### Exercise details
Find the word "Everyone" in the records and copy every line where it occurs.

=== Begin Enclosure ===

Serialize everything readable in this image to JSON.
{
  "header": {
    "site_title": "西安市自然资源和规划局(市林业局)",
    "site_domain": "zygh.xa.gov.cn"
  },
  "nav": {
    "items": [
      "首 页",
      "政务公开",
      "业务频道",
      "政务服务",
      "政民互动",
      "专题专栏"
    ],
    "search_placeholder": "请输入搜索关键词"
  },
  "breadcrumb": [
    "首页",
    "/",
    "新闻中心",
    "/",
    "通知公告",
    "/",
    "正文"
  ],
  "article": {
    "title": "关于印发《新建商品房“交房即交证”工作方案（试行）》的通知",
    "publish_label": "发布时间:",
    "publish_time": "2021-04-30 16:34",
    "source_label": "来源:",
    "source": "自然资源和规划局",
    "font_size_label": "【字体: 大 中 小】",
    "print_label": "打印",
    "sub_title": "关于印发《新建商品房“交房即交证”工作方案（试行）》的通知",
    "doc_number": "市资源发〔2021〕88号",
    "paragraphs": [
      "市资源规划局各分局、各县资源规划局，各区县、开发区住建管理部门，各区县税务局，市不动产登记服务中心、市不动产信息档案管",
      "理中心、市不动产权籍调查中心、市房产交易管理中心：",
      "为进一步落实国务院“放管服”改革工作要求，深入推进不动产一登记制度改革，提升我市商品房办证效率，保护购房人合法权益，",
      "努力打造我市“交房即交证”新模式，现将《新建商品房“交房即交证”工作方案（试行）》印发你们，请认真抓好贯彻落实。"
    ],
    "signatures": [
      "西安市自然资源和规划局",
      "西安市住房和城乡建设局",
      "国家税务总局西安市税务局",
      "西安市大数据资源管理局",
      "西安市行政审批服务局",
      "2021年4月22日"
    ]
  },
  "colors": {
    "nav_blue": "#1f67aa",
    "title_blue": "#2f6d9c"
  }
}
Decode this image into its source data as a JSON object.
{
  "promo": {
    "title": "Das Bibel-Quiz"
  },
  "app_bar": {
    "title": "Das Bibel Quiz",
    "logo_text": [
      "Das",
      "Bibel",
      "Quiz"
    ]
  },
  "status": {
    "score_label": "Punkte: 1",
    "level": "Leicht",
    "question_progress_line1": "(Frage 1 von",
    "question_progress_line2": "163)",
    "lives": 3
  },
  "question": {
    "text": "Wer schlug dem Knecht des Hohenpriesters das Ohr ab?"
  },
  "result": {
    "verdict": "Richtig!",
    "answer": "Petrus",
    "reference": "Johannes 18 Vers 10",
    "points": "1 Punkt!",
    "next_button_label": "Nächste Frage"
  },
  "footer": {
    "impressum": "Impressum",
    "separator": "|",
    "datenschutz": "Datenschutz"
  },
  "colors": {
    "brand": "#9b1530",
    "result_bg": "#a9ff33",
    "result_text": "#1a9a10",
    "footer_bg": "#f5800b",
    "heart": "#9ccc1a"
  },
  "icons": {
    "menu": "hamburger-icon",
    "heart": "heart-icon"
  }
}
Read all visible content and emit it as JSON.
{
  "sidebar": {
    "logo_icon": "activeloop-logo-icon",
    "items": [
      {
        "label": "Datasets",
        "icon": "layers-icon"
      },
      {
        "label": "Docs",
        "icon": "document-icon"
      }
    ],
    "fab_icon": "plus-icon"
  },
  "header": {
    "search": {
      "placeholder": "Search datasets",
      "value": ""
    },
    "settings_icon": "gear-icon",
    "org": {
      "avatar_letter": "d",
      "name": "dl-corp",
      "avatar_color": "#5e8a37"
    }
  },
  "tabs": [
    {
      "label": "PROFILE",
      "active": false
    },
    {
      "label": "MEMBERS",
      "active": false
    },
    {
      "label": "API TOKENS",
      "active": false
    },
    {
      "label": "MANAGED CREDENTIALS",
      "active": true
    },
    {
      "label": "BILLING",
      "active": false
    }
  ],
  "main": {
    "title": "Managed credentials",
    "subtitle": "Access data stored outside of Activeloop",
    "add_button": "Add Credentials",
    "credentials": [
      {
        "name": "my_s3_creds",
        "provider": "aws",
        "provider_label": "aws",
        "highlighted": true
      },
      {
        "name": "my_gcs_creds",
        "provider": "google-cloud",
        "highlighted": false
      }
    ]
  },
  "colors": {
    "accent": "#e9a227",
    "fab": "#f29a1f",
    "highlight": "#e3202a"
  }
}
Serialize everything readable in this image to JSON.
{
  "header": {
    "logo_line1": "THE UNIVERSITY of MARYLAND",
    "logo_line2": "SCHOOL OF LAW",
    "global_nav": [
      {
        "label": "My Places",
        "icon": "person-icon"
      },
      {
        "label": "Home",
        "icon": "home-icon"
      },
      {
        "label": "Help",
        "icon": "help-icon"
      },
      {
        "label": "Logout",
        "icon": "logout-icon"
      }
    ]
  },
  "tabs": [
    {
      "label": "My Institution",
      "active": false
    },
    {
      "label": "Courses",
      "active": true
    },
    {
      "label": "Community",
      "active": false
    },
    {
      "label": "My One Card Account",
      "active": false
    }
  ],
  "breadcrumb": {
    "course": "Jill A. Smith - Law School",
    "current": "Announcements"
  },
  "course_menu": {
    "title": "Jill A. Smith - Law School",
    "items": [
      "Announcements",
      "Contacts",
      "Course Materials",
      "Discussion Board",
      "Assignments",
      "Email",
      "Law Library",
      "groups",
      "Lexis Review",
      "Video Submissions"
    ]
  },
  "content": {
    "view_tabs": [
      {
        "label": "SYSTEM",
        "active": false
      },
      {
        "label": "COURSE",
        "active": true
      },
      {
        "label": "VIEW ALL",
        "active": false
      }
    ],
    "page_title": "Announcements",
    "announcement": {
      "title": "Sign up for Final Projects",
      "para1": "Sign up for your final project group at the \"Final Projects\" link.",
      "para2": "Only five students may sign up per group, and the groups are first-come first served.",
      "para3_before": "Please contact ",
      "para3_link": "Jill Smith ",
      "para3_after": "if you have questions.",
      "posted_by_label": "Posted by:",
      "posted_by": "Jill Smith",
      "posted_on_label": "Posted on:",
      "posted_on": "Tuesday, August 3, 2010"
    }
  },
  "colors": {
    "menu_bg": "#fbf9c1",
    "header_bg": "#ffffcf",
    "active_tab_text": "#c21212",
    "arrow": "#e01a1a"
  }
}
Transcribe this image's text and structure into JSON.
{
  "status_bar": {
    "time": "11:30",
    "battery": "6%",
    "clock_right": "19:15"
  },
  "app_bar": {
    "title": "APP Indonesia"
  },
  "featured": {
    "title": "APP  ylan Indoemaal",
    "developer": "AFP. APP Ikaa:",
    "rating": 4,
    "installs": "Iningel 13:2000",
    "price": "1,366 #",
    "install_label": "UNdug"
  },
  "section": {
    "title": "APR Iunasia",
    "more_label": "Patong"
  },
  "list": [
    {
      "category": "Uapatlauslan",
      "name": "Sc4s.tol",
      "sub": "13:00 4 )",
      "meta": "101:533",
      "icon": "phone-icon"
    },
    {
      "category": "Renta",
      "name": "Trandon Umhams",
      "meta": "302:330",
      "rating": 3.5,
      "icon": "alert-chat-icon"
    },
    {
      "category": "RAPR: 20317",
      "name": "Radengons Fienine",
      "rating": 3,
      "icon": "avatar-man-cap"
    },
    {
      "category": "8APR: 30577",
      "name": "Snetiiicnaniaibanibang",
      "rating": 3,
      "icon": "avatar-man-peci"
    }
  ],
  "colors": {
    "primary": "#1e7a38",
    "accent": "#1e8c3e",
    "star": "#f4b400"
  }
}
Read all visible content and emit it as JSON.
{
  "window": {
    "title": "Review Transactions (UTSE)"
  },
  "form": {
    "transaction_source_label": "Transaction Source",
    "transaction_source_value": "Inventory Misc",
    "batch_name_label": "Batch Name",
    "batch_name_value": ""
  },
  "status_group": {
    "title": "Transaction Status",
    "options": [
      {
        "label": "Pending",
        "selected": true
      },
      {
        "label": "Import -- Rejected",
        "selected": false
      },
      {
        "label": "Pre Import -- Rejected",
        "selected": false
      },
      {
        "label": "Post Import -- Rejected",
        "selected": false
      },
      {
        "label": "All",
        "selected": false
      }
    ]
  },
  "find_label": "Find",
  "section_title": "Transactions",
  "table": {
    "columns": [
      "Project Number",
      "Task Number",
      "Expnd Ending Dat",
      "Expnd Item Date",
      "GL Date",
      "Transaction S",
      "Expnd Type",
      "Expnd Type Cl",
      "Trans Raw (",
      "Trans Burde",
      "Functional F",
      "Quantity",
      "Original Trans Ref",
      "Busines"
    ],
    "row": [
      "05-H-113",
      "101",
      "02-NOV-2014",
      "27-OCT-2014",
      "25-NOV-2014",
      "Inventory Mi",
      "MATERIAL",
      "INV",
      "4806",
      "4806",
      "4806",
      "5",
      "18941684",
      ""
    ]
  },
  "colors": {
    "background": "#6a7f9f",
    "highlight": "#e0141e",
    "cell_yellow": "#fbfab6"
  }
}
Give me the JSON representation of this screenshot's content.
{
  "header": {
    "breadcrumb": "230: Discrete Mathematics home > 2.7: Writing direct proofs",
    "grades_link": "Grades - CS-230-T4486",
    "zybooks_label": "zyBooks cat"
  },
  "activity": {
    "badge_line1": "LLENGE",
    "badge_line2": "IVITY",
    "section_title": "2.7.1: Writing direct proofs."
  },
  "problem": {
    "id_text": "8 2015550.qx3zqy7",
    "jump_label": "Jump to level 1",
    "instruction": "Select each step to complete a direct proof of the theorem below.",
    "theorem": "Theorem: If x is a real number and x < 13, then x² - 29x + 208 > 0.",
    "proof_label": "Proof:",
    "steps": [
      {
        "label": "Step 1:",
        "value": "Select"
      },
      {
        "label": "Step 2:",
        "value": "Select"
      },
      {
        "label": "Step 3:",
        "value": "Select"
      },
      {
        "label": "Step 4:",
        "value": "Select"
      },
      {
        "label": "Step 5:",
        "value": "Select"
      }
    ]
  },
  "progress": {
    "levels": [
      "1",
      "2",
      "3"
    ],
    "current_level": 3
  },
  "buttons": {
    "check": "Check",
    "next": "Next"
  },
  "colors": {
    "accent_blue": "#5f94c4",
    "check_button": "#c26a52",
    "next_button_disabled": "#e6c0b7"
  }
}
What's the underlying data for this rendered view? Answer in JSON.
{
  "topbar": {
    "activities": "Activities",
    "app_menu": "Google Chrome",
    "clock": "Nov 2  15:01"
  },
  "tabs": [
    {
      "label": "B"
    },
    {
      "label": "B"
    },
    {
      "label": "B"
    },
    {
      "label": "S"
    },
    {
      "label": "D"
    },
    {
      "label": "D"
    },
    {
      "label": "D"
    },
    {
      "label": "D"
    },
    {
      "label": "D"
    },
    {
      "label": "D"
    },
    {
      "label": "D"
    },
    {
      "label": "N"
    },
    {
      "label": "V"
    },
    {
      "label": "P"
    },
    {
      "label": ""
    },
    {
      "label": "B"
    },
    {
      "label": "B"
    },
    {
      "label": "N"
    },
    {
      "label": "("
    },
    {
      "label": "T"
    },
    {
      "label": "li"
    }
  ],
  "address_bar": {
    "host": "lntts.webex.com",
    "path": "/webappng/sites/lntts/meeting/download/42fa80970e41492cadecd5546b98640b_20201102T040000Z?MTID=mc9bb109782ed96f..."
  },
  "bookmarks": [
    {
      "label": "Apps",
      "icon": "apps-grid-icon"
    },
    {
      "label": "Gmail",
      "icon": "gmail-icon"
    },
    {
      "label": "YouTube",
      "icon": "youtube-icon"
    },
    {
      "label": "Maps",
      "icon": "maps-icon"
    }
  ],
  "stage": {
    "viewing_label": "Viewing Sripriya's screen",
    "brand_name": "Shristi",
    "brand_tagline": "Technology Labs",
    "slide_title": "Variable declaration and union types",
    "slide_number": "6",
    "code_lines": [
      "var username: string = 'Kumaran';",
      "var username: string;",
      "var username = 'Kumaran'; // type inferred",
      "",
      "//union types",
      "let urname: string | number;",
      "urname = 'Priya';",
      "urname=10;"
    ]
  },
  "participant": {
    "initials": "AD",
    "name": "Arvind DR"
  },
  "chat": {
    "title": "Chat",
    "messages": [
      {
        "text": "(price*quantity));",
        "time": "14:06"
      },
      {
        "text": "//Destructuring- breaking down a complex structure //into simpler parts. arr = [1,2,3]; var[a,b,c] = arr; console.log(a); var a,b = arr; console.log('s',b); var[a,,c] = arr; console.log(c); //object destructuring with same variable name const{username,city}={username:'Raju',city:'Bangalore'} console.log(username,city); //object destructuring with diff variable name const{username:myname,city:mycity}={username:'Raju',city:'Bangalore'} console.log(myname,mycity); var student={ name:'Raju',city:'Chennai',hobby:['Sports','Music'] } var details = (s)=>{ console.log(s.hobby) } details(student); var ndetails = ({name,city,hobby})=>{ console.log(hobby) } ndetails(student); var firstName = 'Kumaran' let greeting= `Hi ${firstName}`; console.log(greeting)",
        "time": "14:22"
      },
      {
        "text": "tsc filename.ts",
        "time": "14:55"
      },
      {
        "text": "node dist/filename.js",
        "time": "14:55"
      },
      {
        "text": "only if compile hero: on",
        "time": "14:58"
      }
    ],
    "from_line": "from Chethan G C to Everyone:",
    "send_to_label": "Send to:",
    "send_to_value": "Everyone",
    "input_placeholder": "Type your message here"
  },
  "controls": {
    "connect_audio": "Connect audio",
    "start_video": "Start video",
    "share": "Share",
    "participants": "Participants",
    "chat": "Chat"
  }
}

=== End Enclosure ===

### Result of this exercise
    "from_line": "from Chethan G C to Everyone:",
    "send_to_value": "Everyone",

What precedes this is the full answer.